Task prompt = Each line of the data below goes into the copy exactly; pictures do not.

Records for processing =
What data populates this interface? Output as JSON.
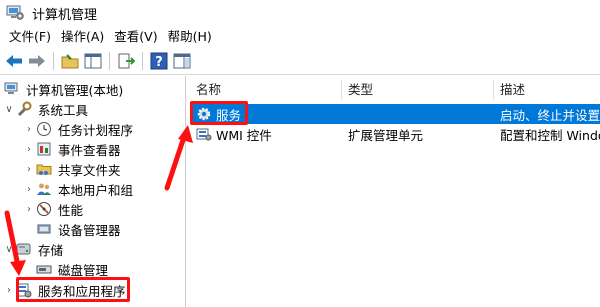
{
  "window": {
    "title": "计算机管理"
  },
  "menu": [
    "文件(F)",
    "操作(A)",
    "查看(V)",
    "帮助(H)"
  ],
  "toolbar": {
    "icons": [
      "back-arrow-icon",
      "forward-arrow-icon",
      "up-folder-icon",
      "show-hide-tree-icon",
      "export-list-icon",
      "help-icon",
      "action-pane-icon"
    ]
  },
  "tree": {
    "root": "计算机管理(本地)",
    "system_tools": "系统工具",
    "task_scheduler": "任务计划程序",
    "event_viewer": "事件查看器",
    "shared_folders": "共享文件夹",
    "local_users": "本地用户和组",
    "performance": "性能",
    "device_manager": "设备管理器",
    "storage": "存储",
    "disk_management": "磁盘管理",
    "services_apps": "服务和应用程序"
  },
  "list": {
    "columns": {
      "name": "名称",
      "type": "类型",
      "desc": "描述"
    },
    "rows": [
      {
        "name": "服务",
        "type": "",
        "desc": "启动、终止并设置"
      },
      {
        "name": "WMI 控件",
        "type": "扩展管理单元",
        "desc": "配置和控制 Windo"
      }
    ]
  },
  "colors": {
    "selection": "#0078d7",
    "annotation": "#ff1010",
    "toolbar_arrow": "#1e73be"
  }
}
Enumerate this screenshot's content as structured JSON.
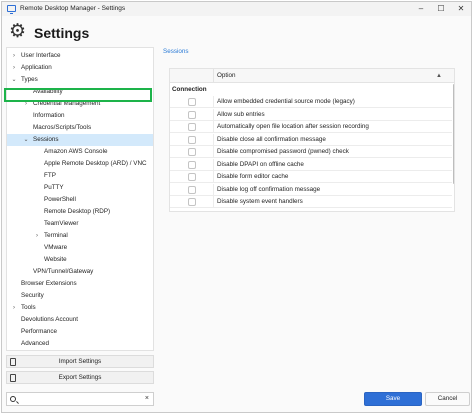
{
  "window": {
    "title": "Remote Desktop Manager - Settings"
  },
  "header": {
    "title": "Settings",
    "icon": "gear-icon"
  },
  "sidebar": {
    "items": [
      {
        "label": "User Interface",
        "chevron": ">",
        "level": 0
      },
      {
        "label": "Application",
        "chevron": ">",
        "level": 0
      },
      {
        "label": "Types",
        "chevron": "v",
        "level": 0
      },
      {
        "label": "Availability",
        "chevron": "",
        "level": 1
      },
      {
        "label": "Credential Management",
        "chevron": ">",
        "level": 1
      },
      {
        "label": "Information",
        "chevron": "",
        "level": 1
      },
      {
        "label": "Macros/Scripts/Tools",
        "chevron": "",
        "level": 1
      },
      {
        "label": "Sessions",
        "chevron": "v",
        "level": 1,
        "selected": true
      },
      {
        "label": "Amazon AWS Console",
        "chevron": "",
        "level": 2
      },
      {
        "label": "Apple Remote Desktop (ARD) / VNC",
        "chevron": "",
        "level": 2
      },
      {
        "label": "FTP",
        "chevron": "",
        "level": 2
      },
      {
        "label": "PuTTY",
        "chevron": "",
        "level": 2
      },
      {
        "label": "PowerShell",
        "chevron": "",
        "level": 2
      },
      {
        "label": "Remote Desktop (RDP)",
        "chevron": "",
        "level": 2
      },
      {
        "label": "TeamViewer",
        "chevron": "",
        "level": 2
      },
      {
        "label": "Terminal",
        "chevron": ">",
        "level": 2
      },
      {
        "label": "VMware",
        "chevron": "",
        "level": 2
      },
      {
        "label": "Website",
        "chevron": "",
        "level": 2
      },
      {
        "label": "VPN/Tunnel/Gateway",
        "chevron": "",
        "level": 1
      },
      {
        "label": "Browser Extensions",
        "chevron": "",
        "level": 0
      },
      {
        "label": "Security",
        "chevron": "",
        "level": 0
      },
      {
        "label": "Tools",
        "chevron": ">",
        "level": 0
      },
      {
        "label": "Devolutions Account",
        "chevron": "",
        "level": 0
      },
      {
        "label": "Performance",
        "chevron": "",
        "level": 0
      },
      {
        "label": "Advanced",
        "chevron": "",
        "level": 0
      }
    ],
    "import_label": "Import Settings",
    "export_label": "Export Settings",
    "search": {
      "value": "",
      "placeholder": "",
      "clear": "×"
    }
  },
  "main": {
    "breadcrumb": "Sessions",
    "grid": {
      "column_header": "Option",
      "group": "Connection",
      "rows": [
        {
          "label": "Allow embedded credential source mode (legacy)",
          "checked": false
        },
        {
          "label": "Allow sub entries",
          "checked": false
        },
        {
          "label": "Automatically open file location after session recording",
          "checked": false
        },
        {
          "label": "Disable close all confirmation message",
          "checked": false
        },
        {
          "label": "Disable compromised password (pwned) check",
          "checked": false
        },
        {
          "label": "Disable DPAPI on offline cache",
          "checked": false
        },
        {
          "label": "Disable form editor cache",
          "checked": false
        },
        {
          "label": "Disable log off confirmation message",
          "checked": false
        },
        {
          "label": "Disable system event handlers",
          "checked": false
        }
      ]
    }
  },
  "footer": {
    "save_label": "Save",
    "cancel_label": "Cancel"
  },
  "colors": {
    "accent": "#2e6fd6",
    "selection": "#d3e9fb",
    "highlight_frame": "#1db34a",
    "link": "#2b7bd6"
  }
}
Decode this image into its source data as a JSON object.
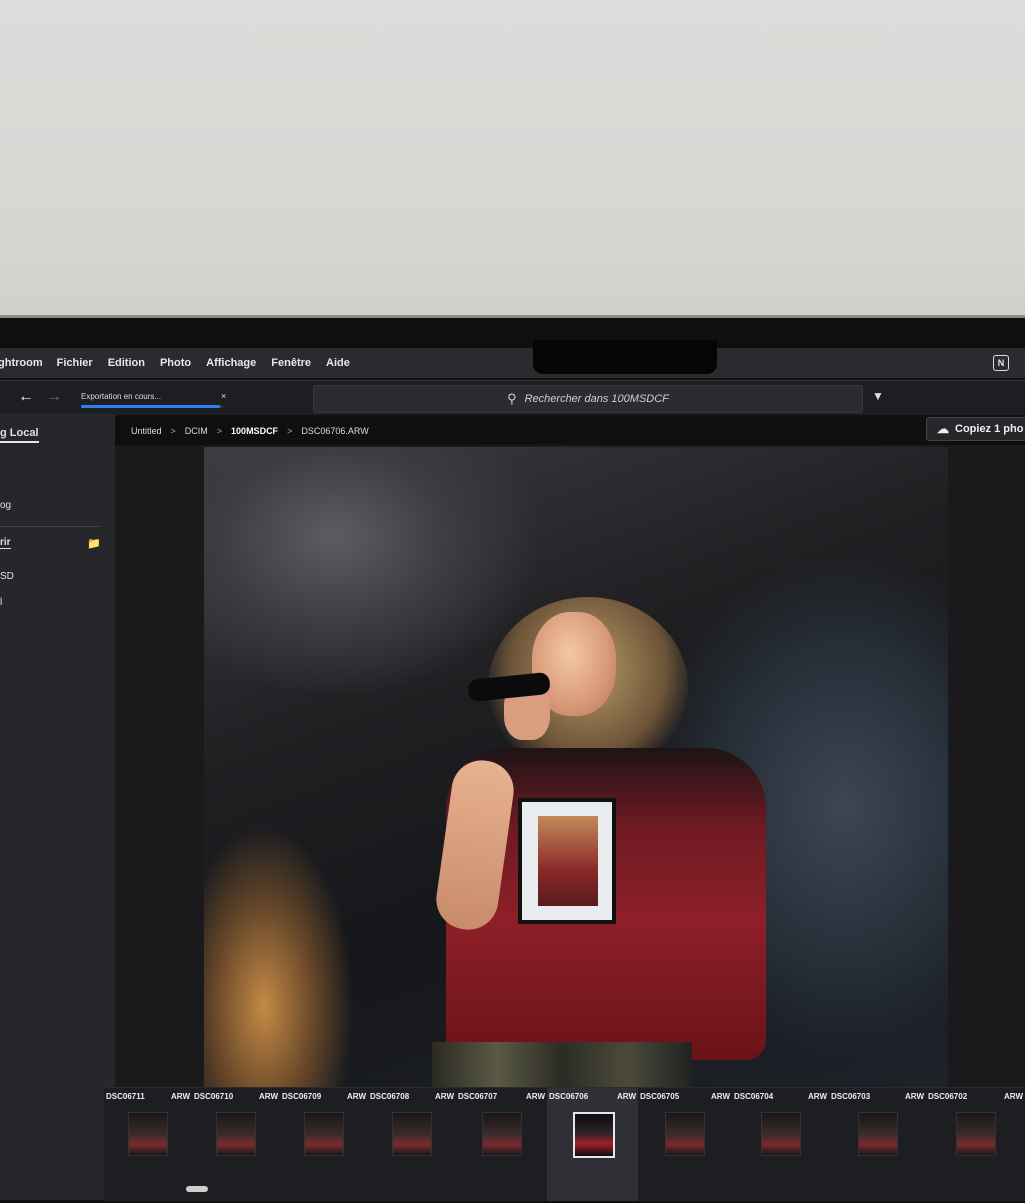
{
  "menubar": {
    "app_name": "ghtroom",
    "items": [
      "Fichier",
      "Edition",
      "Photo",
      "Affichage",
      "Fenêtre",
      "Aide"
    ],
    "badge": "N"
  },
  "toolbar": {
    "back_icon": "←",
    "forward_icon": "→",
    "export_label": "Exportation en cours...",
    "export_progress": 0.98,
    "export_close": "×",
    "search_placeholder": "Rechercher dans 100MSDCF",
    "filter_icon": "funnel-icon"
  },
  "left_panel": {
    "local_label": "g Local",
    "item1": "og",
    "item2": "rir",
    "item3": "SD",
    "item4": "l"
  },
  "breadcrumb": [
    "Untitled",
    "DCIM",
    "100MSDCF",
    "DSC06706.ARW"
  ],
  "copy_button": "Copiez 1 pho",
  "filmstrip": [
    {
      "name": "DSC06711",
      "ext": "ARW"
    },
    {
      "name": "DSC06710",
      "ext": "ARW"
    },
    {
      "name": "DSC06709",
      "ext": "ARW"
    },
    {
      "name": "DSC06708",
      "ext": "ARW"
    },
    {
      "name": "DSC06707",
      "ext": "ARW"
    },
    {
      "name": "DSC06706",
      "ext": "ARW"
    },
    {
      "name": "DSC06705",
      "ext": "ARW"
    },
    {
      "name": "DSC06704",
      "ext": "ARW"
    },
    {
      "name": "DSC06703",
      "ext": "ARW"
    },
    {
      "name": "DSC06702",
      "ext": "ARW"
    }
  ]
}
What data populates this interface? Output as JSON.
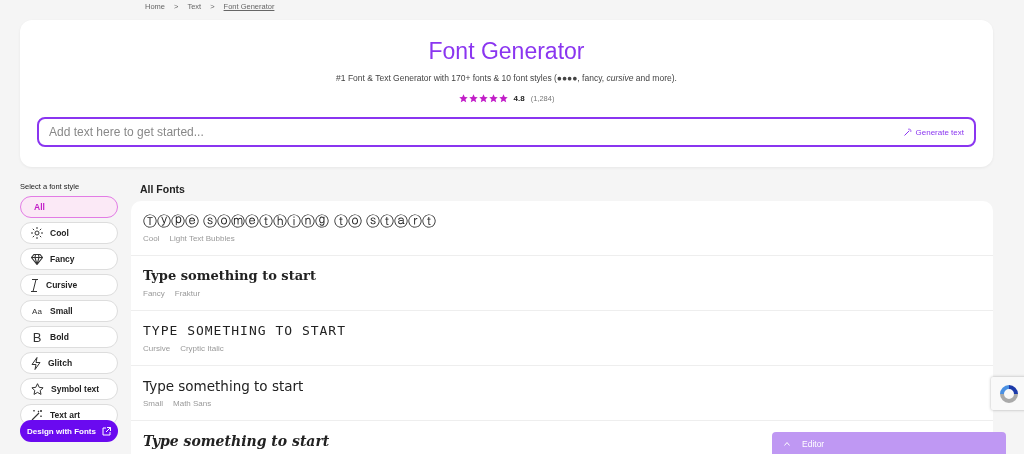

Completed exercise =
What data populates this interface? Output as JSON.
{
  "window": {
    "title": "计算机管理"
  },
  "menu": [
    "文件(F)",
    "操作(A)",
    "查看(V)",
    "帮助(H)"
  ],
  "toolbar": {
    "icons": [
      "back-arrow-icon",
      "forward-arrow-icon",
      "up-folder-icon",
      "show-hide-tree-icon",
      "export-list-icon",
      "help-icon",
      "action-pane-icon"
    ]
  },
  "tree": {
    "root": "计算机管理(本地)",
    "system_tools": "系统工具",
    "task_scheduler": "任务计划程序",
    "event_viewer": "事件查看器",
    "shared_folders": "共享文件夹",
    "local_users": "本地用户和组",
    "performance": "性能",
    "device_manager": "设备管理器",
    "storage": "存储",
    "disk_management": "磁盘管理",
    "services_apps": "服务和应用程序"
  },
  "list": {
    "columns": {
      "name": "名称",
      "type": "类型",
      "desc": "描述"
    },
    "rows": [
      {
        "name": "服务",
        "type": "",
        "desc": "启动、终止并设置"
      },
      {
        "name": "WMI 控件",
        "type": "扩展管理单元",
        "desc": "配置和控制 Windo"
      }
    ]
  },
  "colors": {
    "selection": "#0078d7",
    "annotation": "#ff1010",
    "toolbar_arrow": "#1e73be"
  }
}
Enumerate this screenshot's content as structured JSON.
{
  "window": {
    "title": "Remote Desktop Manager - Settings"
  },
  "header": {
    "title": "Settings",
    "icon": "gear-icon"
  },
  "sidebar": {
    "items": [
      {
        "label": "User Interface",
        "chevron": ">",
        "level": 0
      },
      {
        "label": "Application",
        "chevron": ">",
        "level": 0
      },
      {
        "label": "Types",
        "chevron": "v",
        "level": 0
      },
      {
        "label": "Availability",
        "chevron": "",
        "level": 1
      },
      {
        "label": "Credential Management",
        "chevron": ">",
        "level": 1
      },
      {
        "label": "Information",
        "chevron": "",
        "level": 1
      },
      {
        "label": "Macros/Scripts/Tools",
        "chevron": "",
        "level": 1
      },
      {
        "label": "Sessions",
        "chevron": "v",
        "level": 1,
        "selected": true
      },
      {
        "label": "Amazon AWS Console",
        "chevron": "",
        "level": 2
      },
      {
        "label": "Apple Remote Desktop (ARD) / VNC",
        "chevron": "",
        "level": 2
      },
      {
        "label": "FTP",
        "chevron": "",
        "level": 2
      },
      {
        "label": "PuTTY",
        "chevron": "",
        "level": 2
      },
      {
        "label": "PowerShell",
        "chevron": "",
        "level": 2
      },
      {
        "label": "Remote Desktop (RDP)",
        "chevron": "",
        "level": 2
      },
      {
        "label": "TeamViewer",
        "chevron": "",
        "level": 2
      },
      {
        "label": "Terminal",
        "chevron": ">",
        "level": 2
      },
      {
        "label": "VMware",
        "chevron": "",
        "level": 2
      },
      {
        "label": "Website",
        "chevron": "",
        "level": 2
      },
      {
        "label": "VPN/Tunnel/Gateway",
        "chevron": "",
        "level": 1
      },
      {
        "label": "Browser Extensions",
        "chevron": "",
        "level": 0
      },
      {
        "label": "Security",
        "chevron": "",
        "level": 0
      },
      {
        "label": "Tools",
        "chevron": ">",
        "level": 0
      },
      {
        "label": "Devolutions Account",
        "chevron": "",
        "level": 0
      },
      {
        "label": "Performance",
        "chevron": "",
        "level": 0
      },
      {
        "label": "Advanced",
        "chevron": "",
        "level": 0
      }
    ],
    "import_label": "Import Settings",
    "export_label": "Export Settings",
    "search": {
      "value": "",
      "placeholder": "",
      "clear": "×"
    }
  },
  "main": {
    "breadcrumb": "Sessions",
    "grid": {
      "column_header": "Option",
      "group": "Connection",
      "rows": [
        {
          "label": "Allow embedded credential source mode (legacy)",
          "checked": false
        },
        {
          "label": "Allow sub entries",
          "checked": false
        },
        {
          "label": "Automatically open file location after session recording",
          "checked": false
        },
        {
          "label": "Disable close all confirmation message",
          "checked": false
        },
        {
          "label": "Disable compromised password (pwned) check",
          "checked": false
        },
        {
          "label": "Disable DPAPI on offline cache",
          "checked": false
        },
        {
          "label": "Disable form editor cache",
          "checked": false
        },
        {
          "label": "Disable log off confirmation message",
          "checked": false
        },
        {
          "label": "Disable system event handlers",
          "checked": false
        }
      ]
    }
  },
  "footer": {
    "save_label": "Save",
    "cancel_label": "Cancel"
  },
  "colors": {
    "accent": "#2e6fd6",
    "selection": "#d3e9fb",
    "highlight_frame": "#1db34a",
    "link": "#2b7bd6"
  }
}
Decode this image into its source data as a JSON object.
{
  "menubar": {
    "app_name": "ghtroom",
    "items": [
      "Fichier",
      "Edition",
      "Photo",
      "Affichage",
      "Fenêtre",
      "Aide"
    ],
    "badge": "N"
  },
  "toolbar": {
    "back_icon": "←",
    "forward_icon": "→",
    "export_label": "Exportation en cours...",
    "export_progress": 0.98,
    "export_close": "×",
    "search_placeholder": "Rechercher dans 100MSDCF",
    "filter_icon": "funnel-icon"
  },
  "left_panel": {
    "local_label": "g Local",
    "item1": "og",
    "item2": "rir",
    "item3": "SD",
    "item4": "l"
  },
  "breadcrumb": [
    "Untitled",
    "DCIM",
    "100MSDCF",
    "DSC06706.ARW"
  ],
  "copy_button": "Copiez 1 pho",
  "filmstrip": [
    {
      "name": "DSC06711",
      "ext": "ARW"
    },
    {
      "name": "DSC06710",
      "ext": "ARW"
    },
    {
      "name": "DSC06709",
      "ext": "ARW"
    },
    {
      "name": "DSC06708",
      "ext": "ARW"
    },
    {
      "name": "DSC06707",
      "ext": "ARW"
    },
    {
      "name": "DSC06706",
      "ext": "ARW"
    },
    {
      "name": "DSC06705",
      "ext": "ARW"
    },
    {
      "name": "DSC06704",
      "ext": "ARW"
    },
    {
      "name": "DSC06703",
      "ext": "ARW"
    },
    {
      "name": "DSC06702",
      "ext": "ARW"
    }
  ]
}
What data populates this interface? Output as JSON.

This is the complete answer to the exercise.